During the morning Rod had struggled to pick up a few fish and had been moving from lure to lure in the hopes of reversing his misfortune.  I had been picking up the majority of my fish on my favourite Sammy 65 in Archer Bee and Rod had been reluctant to throw on the same lure.  Strangely enough as soon as he succumbed to the pressure of the lack of action he started to pick up fish more regularly.  You’ve gotta love this lure!!

We continued downstream and regularly picked up some quality fish.  We were amazed at the quality of the fish with only two being below 30cmFL and the majority being 34cmFL and above.  Sadly time eventually began to catch up with us as it always does in this system when the river is low.  When the water is up a little we are able to paddle the rapids and it saves some significant time but when low the portage is a killer and we often spend the last few kilometres paddling more and casting less.

We missed quite a few fish in the last couple of hours as we rushed to get back to our cars and did not spend the time we needed to cast carefully. The wind had come up a little and although not terrible it still made casting a little uncomfortable and the more exposed pools.   Eventually we reached our exit point exhausted but feeling pretty satisfied with the day’s effort. 
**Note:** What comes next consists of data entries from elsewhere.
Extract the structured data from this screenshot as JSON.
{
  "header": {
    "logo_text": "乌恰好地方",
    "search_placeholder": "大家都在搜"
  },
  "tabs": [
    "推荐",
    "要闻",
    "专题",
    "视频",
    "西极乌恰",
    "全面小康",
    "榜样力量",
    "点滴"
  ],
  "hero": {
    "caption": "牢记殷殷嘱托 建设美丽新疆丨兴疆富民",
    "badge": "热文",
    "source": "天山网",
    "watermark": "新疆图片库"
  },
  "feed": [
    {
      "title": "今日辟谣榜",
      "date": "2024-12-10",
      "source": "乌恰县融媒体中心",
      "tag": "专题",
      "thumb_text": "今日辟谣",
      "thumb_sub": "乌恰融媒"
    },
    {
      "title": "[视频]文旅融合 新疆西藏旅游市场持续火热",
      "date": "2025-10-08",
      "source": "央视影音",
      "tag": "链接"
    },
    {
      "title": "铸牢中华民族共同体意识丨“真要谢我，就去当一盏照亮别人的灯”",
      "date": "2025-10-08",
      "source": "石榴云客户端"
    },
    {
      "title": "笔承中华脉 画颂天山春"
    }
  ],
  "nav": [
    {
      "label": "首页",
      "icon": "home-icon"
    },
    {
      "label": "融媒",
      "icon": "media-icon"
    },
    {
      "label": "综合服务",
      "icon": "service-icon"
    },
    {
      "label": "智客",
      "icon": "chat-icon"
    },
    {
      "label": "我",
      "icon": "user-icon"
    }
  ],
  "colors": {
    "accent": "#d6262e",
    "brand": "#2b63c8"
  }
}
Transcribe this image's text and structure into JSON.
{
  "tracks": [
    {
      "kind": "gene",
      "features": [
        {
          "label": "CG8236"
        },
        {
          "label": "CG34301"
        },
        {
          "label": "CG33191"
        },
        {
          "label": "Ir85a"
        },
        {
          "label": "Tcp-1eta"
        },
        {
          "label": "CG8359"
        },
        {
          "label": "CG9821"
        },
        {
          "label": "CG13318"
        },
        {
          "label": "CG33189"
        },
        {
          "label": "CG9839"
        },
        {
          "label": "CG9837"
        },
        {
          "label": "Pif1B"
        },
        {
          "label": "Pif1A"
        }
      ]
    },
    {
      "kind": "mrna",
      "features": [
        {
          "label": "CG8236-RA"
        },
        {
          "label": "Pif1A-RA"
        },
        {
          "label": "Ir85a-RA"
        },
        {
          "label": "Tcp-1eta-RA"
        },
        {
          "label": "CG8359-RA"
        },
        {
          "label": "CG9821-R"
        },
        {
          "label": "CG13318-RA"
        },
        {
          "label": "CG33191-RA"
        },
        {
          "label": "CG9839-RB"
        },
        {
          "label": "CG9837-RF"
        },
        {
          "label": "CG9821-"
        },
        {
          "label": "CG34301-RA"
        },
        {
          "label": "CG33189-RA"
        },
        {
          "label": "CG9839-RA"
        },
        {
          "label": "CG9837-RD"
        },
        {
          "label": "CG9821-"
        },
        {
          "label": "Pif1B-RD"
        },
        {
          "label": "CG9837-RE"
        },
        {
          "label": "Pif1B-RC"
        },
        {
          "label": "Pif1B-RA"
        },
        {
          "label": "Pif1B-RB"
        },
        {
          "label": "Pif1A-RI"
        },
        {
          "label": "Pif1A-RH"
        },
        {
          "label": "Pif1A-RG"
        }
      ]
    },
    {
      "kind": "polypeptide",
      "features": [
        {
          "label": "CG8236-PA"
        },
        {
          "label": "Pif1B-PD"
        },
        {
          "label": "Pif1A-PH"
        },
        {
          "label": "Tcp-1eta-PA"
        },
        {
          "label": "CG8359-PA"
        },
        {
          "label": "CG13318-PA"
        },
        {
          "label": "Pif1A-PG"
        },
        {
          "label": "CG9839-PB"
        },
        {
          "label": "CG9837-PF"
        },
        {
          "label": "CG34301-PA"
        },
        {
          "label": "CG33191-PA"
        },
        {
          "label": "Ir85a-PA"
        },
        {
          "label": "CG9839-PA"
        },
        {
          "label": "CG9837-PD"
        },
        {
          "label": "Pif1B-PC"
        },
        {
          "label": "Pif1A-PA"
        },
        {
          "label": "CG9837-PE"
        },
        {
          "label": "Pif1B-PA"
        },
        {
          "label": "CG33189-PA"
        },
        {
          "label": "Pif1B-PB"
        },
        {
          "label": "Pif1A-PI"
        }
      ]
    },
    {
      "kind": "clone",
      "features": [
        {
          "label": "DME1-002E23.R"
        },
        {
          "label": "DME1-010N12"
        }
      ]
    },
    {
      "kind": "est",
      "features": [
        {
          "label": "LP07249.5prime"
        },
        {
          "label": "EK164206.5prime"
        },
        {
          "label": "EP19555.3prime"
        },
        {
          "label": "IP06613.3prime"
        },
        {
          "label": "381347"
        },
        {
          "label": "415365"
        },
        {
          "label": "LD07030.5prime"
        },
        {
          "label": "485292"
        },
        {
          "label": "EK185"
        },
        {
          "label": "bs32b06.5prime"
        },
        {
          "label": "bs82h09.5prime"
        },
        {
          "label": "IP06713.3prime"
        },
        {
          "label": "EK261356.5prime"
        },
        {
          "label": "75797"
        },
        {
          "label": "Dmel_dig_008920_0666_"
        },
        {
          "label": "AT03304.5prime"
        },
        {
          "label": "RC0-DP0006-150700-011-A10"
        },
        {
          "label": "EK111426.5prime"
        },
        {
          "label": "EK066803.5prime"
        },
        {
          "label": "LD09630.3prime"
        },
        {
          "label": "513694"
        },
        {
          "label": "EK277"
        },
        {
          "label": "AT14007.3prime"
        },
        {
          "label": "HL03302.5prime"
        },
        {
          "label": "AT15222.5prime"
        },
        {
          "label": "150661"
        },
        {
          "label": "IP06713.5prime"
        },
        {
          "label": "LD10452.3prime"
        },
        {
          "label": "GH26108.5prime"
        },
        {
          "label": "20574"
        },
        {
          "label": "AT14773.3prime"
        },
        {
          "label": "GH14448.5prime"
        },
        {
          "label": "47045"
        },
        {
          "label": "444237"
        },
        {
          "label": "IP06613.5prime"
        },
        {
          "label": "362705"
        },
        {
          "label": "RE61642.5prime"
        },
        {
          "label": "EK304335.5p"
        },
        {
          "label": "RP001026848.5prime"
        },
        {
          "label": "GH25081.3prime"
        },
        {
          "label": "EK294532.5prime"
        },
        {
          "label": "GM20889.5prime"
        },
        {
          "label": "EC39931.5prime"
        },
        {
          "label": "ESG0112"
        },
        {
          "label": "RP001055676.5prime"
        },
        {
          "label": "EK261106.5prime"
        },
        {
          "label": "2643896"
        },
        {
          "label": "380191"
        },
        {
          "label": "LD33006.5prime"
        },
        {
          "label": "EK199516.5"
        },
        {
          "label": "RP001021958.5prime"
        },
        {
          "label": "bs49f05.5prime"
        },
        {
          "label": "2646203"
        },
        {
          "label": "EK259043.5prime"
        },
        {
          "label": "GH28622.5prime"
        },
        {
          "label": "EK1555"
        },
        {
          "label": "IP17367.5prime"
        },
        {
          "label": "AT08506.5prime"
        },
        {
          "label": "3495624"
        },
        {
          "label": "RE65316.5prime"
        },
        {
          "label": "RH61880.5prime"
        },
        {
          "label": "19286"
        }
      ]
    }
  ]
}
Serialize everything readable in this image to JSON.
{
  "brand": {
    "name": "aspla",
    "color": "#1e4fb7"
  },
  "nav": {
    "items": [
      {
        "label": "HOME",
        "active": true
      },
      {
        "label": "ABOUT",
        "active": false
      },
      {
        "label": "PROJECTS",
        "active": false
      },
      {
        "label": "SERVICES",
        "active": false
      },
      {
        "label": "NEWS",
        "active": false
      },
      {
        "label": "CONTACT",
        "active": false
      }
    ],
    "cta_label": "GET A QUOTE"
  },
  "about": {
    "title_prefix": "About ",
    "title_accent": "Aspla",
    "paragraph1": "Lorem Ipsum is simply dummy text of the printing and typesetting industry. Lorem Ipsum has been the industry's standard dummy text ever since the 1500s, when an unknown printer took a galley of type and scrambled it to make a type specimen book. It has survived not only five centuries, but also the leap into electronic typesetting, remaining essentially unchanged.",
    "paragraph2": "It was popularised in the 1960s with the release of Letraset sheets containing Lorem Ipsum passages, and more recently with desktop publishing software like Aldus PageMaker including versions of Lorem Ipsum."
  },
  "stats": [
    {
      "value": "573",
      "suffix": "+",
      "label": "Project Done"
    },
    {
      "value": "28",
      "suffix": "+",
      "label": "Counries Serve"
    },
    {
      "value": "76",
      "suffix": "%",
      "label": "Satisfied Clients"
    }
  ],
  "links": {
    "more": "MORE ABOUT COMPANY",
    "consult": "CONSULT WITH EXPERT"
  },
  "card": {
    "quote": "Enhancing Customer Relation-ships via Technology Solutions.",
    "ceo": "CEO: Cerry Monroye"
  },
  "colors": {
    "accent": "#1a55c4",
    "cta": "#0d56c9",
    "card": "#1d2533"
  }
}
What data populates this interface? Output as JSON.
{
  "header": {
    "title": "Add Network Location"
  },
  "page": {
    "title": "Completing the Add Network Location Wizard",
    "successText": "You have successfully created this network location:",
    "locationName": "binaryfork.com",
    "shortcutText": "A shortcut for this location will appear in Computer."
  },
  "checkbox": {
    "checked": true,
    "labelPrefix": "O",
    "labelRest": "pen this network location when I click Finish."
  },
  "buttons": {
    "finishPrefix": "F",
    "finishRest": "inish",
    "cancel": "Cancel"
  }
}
It had been a great day and we had accounted for over 30 bass with only two below thirty! I hope this season continues this well because so far it has been a cracker!